Xiaoxiang Zhu of the Remote Sensing Technology Institute at the German Aerospace Center (Deutsches Zentrum für Luft- und Raumfahrt; DLR) has been awarded the 30,000 euro Leopoldina Early Career Award 2018. The German Academy of Sciences Leopoldina honours her for her outstanding achievements in satellite-based Earth observation, focused on mapping worldwide urbanisation and assessing natural hazards.
"At the age of 33, Professor Zhu is already an eminent and internationally renowned scientist in the field of mathematical signal processing techniques and Earth observation, with a focus on tracking urban areas and civil infrastructure. She has had an exceptional meteoric career so far," stated the jury. Xiaoxiang Zhu heads theEarth Observation Data Science Department at the DLR site in Oberpfaffenhohen. She is also a professor at the Department of Civil, Geo and Environmental Engineering at the Technical University of Munich. Zhu joined the faculty in 2015, becoming one of the youngest professors in Germany at the age of 30.

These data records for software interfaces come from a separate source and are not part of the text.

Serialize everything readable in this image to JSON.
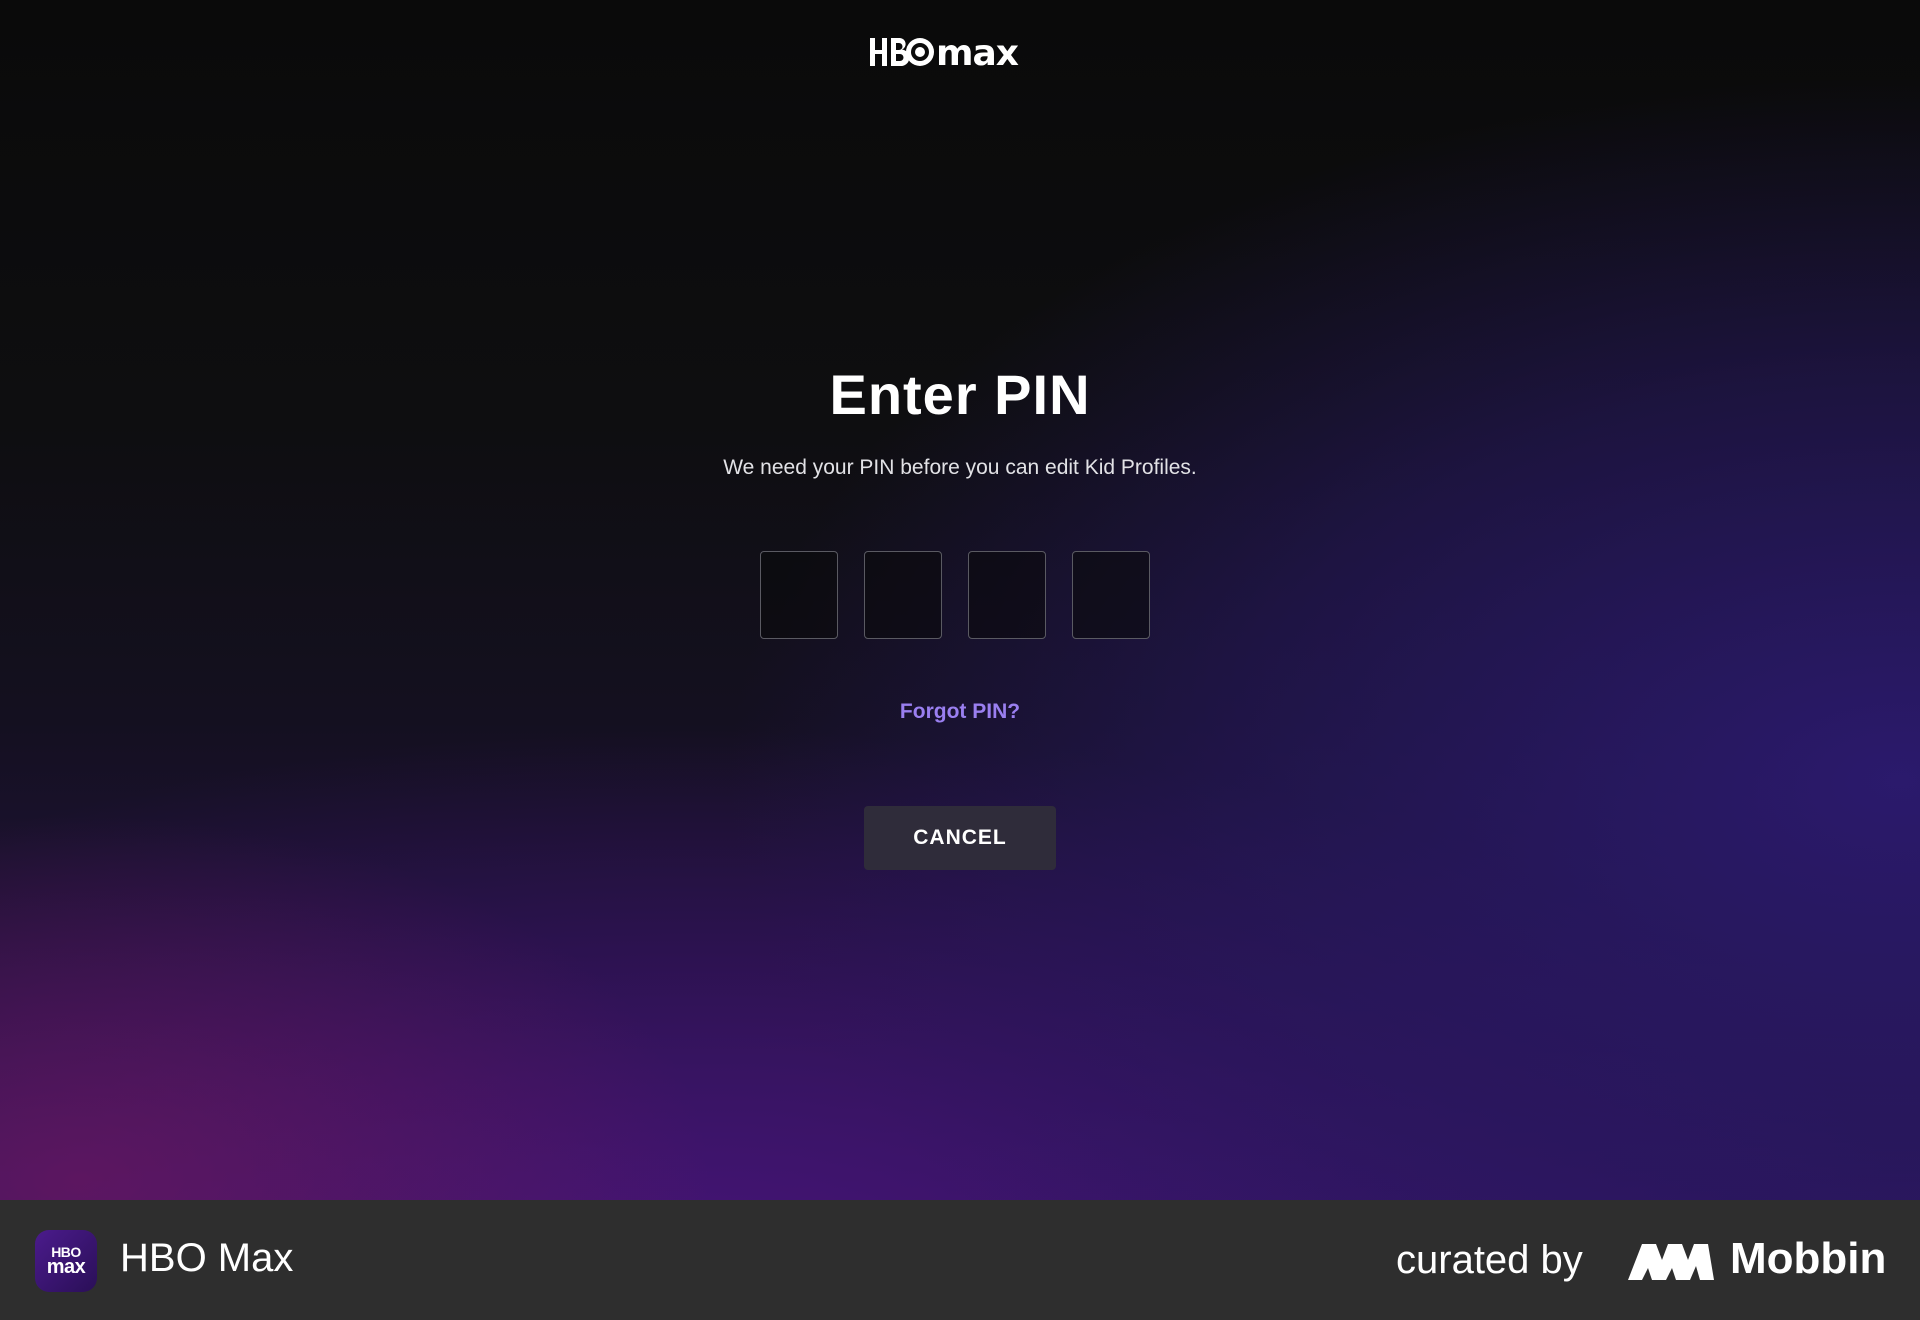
{
  "header": {
    "logo_icon": "hbo-max-logo",
    "logo_text": "HBOmax"
  },
  "main": {
    "title": "Enter PIN",
    "subtitle": "We need your PIN before you can edit Kid Profiles.",
    "pin_fields": [
      {
        "value": ""
      },
      {
        "value": ""
      },
      {
        "value": ""
      },
      {
        "value": ""
      }
    ],
    "forgot_link": "Forgot PIN?",
    "cancel_label": "CANCEL",
    "colors": {
      "accent": "#9a7ff0",
      "button_bg": "#2f2c3a"
    }
  },
  "footer": {
    "app_icon": "hbo-max-app-icon",
    "app_icon_text_top": "HBO",
    "app_icon_text_bottom": "max",
    "app_name": "HBO Max",
    "curated_by": "curated by",
    "mobbin_icon": "mobbin-logo",
    "mobbin_label": "Mobbin"
  }
}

As part of her research, the DLR scientist maps cities using satellite-based Earth observation. Climate change and urbanisation are among the most severe challenges faced by our planet. Satellite data is evaluated in order to track such developments. Zhu has developed new radar techniques and algorithms for this purpose, and supplements this data with information from social networks. In order to analyse large quantities of data from such a vast array of sources, Zhu uses machine learning with deep neural networks to automatically detect and evaluate images. This work has made Zhu a pioneer in the field of deep learning applied to Earth observation.
Zhu will be presented with the Early Career Award 2018 at the Leopoldina annual assembly, which will take place in Halle (Saale) on 21 September 2018. The award is sponsored by the Commerzbank Foundation.
The DLR scientist studied Aerospace Engineering in Changsha, China, and successfully completed the Earth Oriented Space Science and Technology (ESPACE) study programme in Munich. She received her doctorate from the Technical University of Munich in 2011, where she became a professor in 2013. As part of her doctorate, she was the first to use radar satellite signals to create reconstructions of buildings and traffic routes. She was presented with the Dimitris N. Chorofas Foundation Research Award for her work in 2011. In 2015, she was also awarded the Heinz Maier-Leibnitz Prize, Technology Review magazine’s ‘Best Innovators under 35’ prize and the Helene Lange Prize for her work. In 2016 she won the Early Career Award from the IEEE Geoscience & Remote Sensing Society and the Science Prize from the German Aerospace Center (DLR). She was awarded one of the prestigious ERC Starting Grants in 2017.